The home of a prominent immigration activist was raided by federal officers Thursday night.They were released hours later.
Erika Andiola, 20, a leader of the Arizona Dream Act Coalition, said U.S. Immigration and Customs agents arrived at the door of her Phoenix home around 9 p.m. She said they asked for her mother, Maria Arreola, and immediately handcuffed Arreola when she approached the door. They then asked Andiola’s older brother, Heriberto Andiola Arreola, his legal status. When he didn’t answer their questions, the agents also detained him, Erika Andiola said.
“Seeing my mother and my brother taken away from me, I will never forget this,” Andiola said in a conference call with reporters.
The two were released within hours, but not before Andiola began mobilizing the activism community via Facebook and other social media tools. She also called on her congressional contacts, seeking support and assistance to release her family members.
U.S. Citizens and Immigration agents confirmed that two people were detained and later released.
“Although one individual had been previously removed from the country, an initial review of these cases revealed that certain factors outlined in ICE’s prosecutorial discretion policy appear to be present and merit an exercise of discretion,” Barbara Gonzalez, press secretary for U.S. Immigration and Customs Enforcement, said in a statement. “A fuller review of the cases is currently ongoing. ICE exercises prosecutorial discretion on a case-by-case basis, considering the totality of the circumstances in an individual case.”
Some supporters raised questions about whether the arrests were a form of retaliation for Andiola's activism promoting legislation known as the Dream Act, which would give a path to legalization to young undocumented workers seeking to attend college or join the military.
Andiola said ICE agents allowed her 34-year-old brother to see a file that included pictures of her. She said agents told her brother that they were aware of her work and that he should not participate.

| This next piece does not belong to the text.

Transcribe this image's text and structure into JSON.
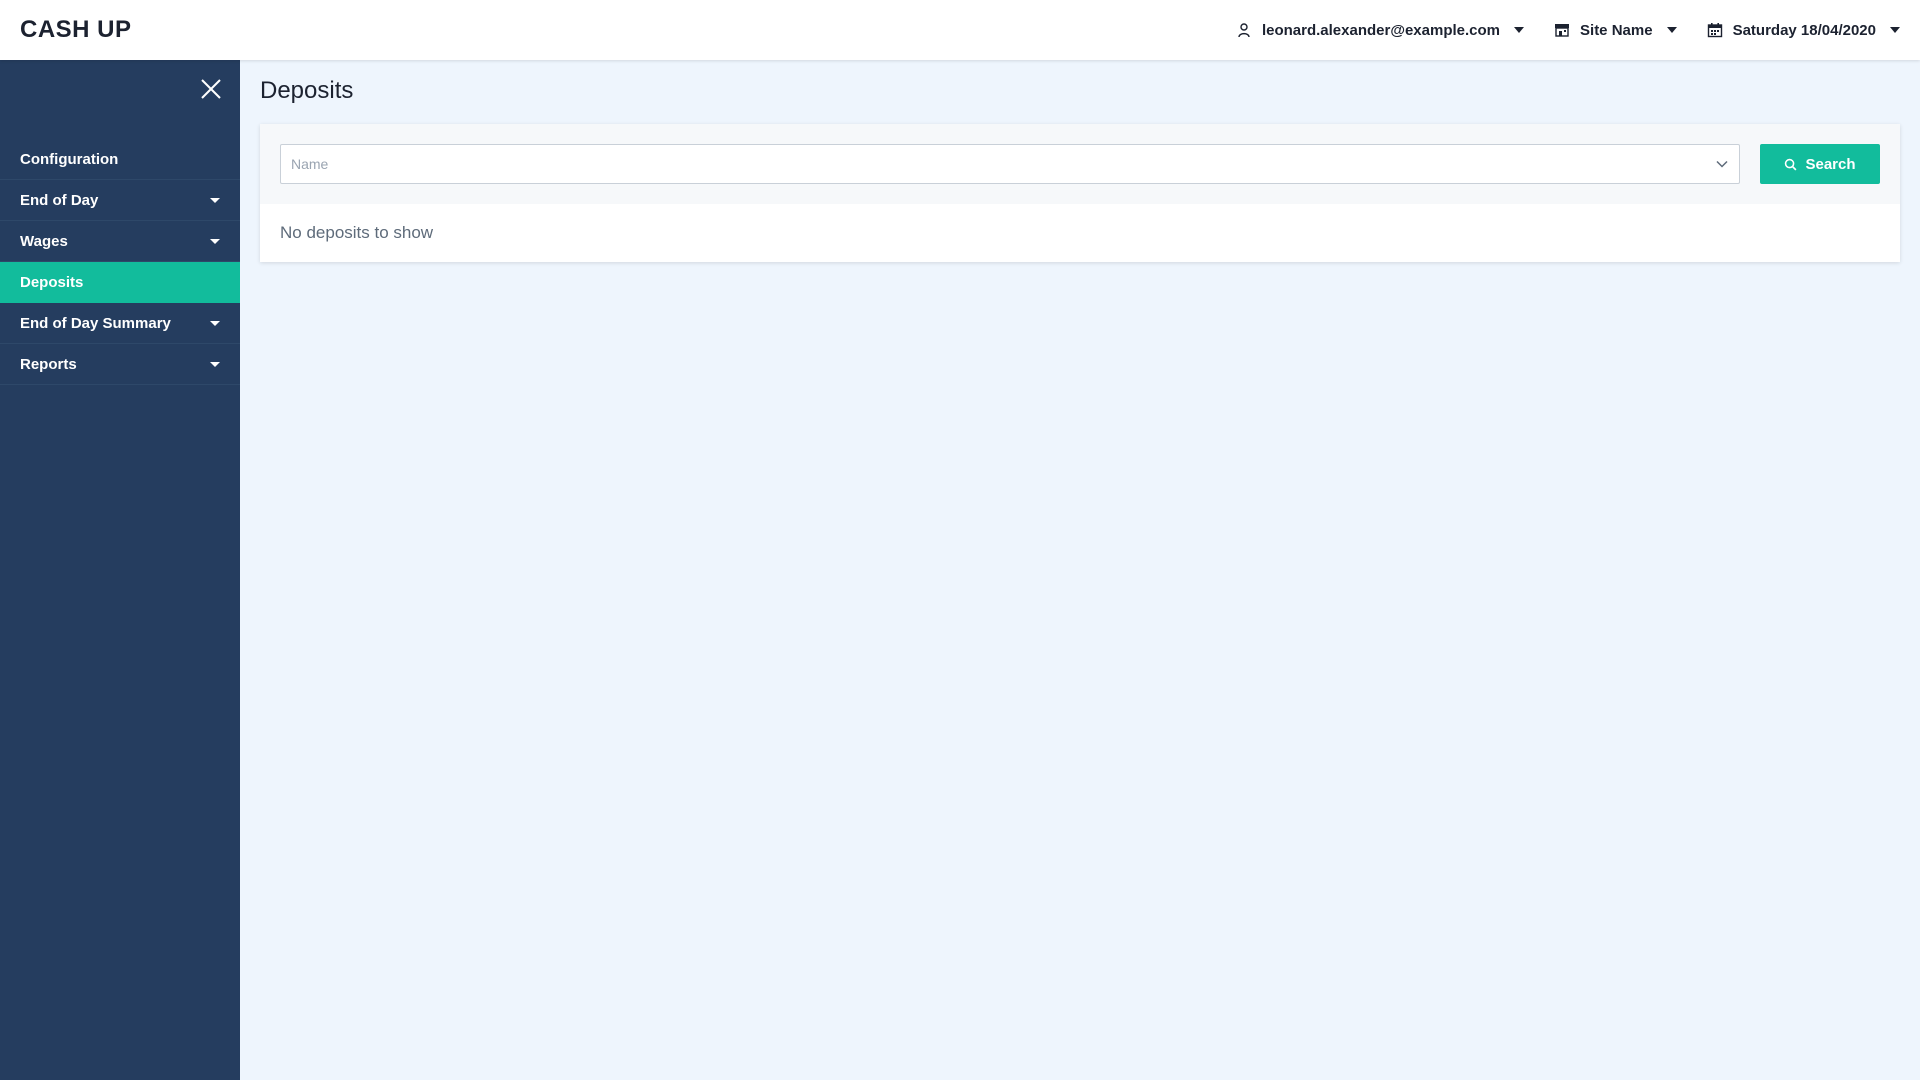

Federal officials denied the arrests had anything to do with her activism, but said that they were based on a prior arrest. Andiola’s mother, who also has a previous order of removal, was detained and released last month after a traffic stop.
Marielena Hincapié, executive director of the National Immigration Law Center, said the traffic stop arrest may have triggered the ICE team to visit Arriola's home.